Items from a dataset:
'''

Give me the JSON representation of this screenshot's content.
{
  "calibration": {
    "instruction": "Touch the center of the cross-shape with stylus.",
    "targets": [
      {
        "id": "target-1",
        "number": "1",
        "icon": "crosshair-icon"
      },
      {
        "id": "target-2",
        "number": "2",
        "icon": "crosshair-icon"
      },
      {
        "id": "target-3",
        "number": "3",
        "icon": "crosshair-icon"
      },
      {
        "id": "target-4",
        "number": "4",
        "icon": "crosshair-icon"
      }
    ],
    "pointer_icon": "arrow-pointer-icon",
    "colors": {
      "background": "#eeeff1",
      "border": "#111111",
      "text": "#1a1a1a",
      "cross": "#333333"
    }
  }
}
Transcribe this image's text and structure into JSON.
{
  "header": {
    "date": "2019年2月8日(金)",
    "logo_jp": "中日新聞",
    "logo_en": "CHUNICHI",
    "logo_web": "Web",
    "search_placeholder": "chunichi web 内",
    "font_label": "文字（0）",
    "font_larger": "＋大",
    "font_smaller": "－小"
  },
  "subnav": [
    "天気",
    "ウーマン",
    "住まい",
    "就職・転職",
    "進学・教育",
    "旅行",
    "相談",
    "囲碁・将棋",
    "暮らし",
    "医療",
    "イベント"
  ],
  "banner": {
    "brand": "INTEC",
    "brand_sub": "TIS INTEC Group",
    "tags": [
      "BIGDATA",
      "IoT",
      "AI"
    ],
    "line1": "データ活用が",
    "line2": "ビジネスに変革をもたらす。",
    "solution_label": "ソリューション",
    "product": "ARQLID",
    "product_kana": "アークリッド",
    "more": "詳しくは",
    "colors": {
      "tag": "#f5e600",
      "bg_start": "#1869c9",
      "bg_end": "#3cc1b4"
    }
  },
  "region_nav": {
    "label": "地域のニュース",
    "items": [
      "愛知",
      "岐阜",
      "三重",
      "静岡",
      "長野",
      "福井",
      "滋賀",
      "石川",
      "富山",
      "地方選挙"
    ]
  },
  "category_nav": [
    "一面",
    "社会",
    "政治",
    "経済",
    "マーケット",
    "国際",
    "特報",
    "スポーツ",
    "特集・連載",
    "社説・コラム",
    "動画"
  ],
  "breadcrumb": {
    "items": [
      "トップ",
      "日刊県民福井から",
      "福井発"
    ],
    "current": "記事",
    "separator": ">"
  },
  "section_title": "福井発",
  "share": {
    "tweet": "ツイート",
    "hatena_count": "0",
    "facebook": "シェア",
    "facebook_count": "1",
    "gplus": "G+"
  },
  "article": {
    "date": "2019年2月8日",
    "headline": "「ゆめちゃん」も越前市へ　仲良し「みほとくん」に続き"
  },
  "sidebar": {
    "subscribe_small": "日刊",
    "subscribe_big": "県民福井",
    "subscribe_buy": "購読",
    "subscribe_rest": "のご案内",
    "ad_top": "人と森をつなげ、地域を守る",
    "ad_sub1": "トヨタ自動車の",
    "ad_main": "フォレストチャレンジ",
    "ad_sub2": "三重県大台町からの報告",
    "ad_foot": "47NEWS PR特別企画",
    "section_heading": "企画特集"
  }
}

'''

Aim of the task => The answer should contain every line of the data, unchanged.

Response =>
Give me the JSON representation of this screenshot's content.
{
  "calibration": {
    "instruction": "Touch the center of the cross-shape with stylus.",
    "targets": [
      {
        "id": "target-1",
        "number": "1",
        "icon": "crosshair-icon"
      },
      {
        "id": "target-2",
        "number": "2",
        "icon": "crosshair-icon"
      },
      {
        "id": "target-3",
        "number": "3",
        "icon": "crosshair-icon"
      },
      {
        "id": "target-4",
        "number": "4",
        "icon": "crosshair-icon"
      }
    ],
    "pointer_icon": "arrow-pointer-icon",
    "colors": {
      "background": "#eeeff1",
      "border": "#111111",
      "text": "#1a1a1a",
      "cross": "#333333"
    }
  }
}
Transcribe this image's text and structure into JSON.
{
  "header": {
    "date": "2019年2月8日(金)",
    "logo_jp": "中日新聞",
    "logo_en": "CHUNICHI",
    "logo_web": "Web",
    "search_placeholder": "chunichi web 内",
    "font_label": "文字（0）",
    "font_larger": "＋大",
    "font_smaller": "－小"
  },
  "subnav": [
    "天気",
    "ウーマン",
    "住まい",
    "就職・転職",
    "進学・教育",
    "旅行",
    "相談",
    "囲碁・将棋",
    "暮らし",
    "医療",
    "イベント"
  ],
  "banner": {
    "brand": "INTEC",
    "brand_sub": "TIS INTEC Group",
    "tags": [
      "BIGDATA",
      "IoT",
      "AI"
    ],
    "line1": "データ活用が",
    "line2": "ビジネスに変革をもたらす。",
    "solution_label": "ソリューション",
    "product": "ARQLID",
    "product_kana": "アークリッド",
    "more": "詳しくは",
    "colors": {
      "tag": "#f5e600",
      "bg_start": "#1869c9",
      "bg_end": "#3cc1b4"
    }
  },
  "region_nav": {
    "label": "地域のニュース",
    "items": [
      "愛知",
      "岐阜",
      "三重",
      "静岡",
      "長野",
      "福井",
      "滋賀",
      "石川",
      "富山",
      "地方選挙"
    ]
  },
  "category_nav": [
    "一面",
    "社会",
    "政治",
    "経済",
    "マーケット",
    "国際",
    "特報",
    "スポーツ",
    "特集・連載",
    "社説・コラム",
    "動画"
  ],
  "breadcrumb": {
    "items": [
      "トップ",
      "日刊県民福井から",
      "福井発"
    ],
    "current": "記事",
    "separator": ">"
  },
  "section_title": "福井発",
  "share": {
    "tweet": "ツイート",
    "hatena_count": "0",
    "facebook": "シェア",
    "facebook_count": "1",
    "gplus": "G+"
  },
  "article": {
    "date": "2019年2月8日",
    "headline": "「ゆめちゃん」も越前市へ　仲良し「みほとくん」に続き"
  },
  "sidebar": {
    "subscribe_small": "日刊",
    "subscribe_big": "県民福井",
    "subscribe_buy": "購読",
    "subscribe_rest": "のご案内",
    "ad_top": "人と森をつなげ、地域を守る",
    "ad_sub1": "トヨタ自動車の",
    "ad_main": "フォレストチャレンジ",
    "ad_sub2": "三重県大台町からの報告",
    "ad_foot": "47NEWS PR特別企画",
    "section_heading": "企画特集"
  }
}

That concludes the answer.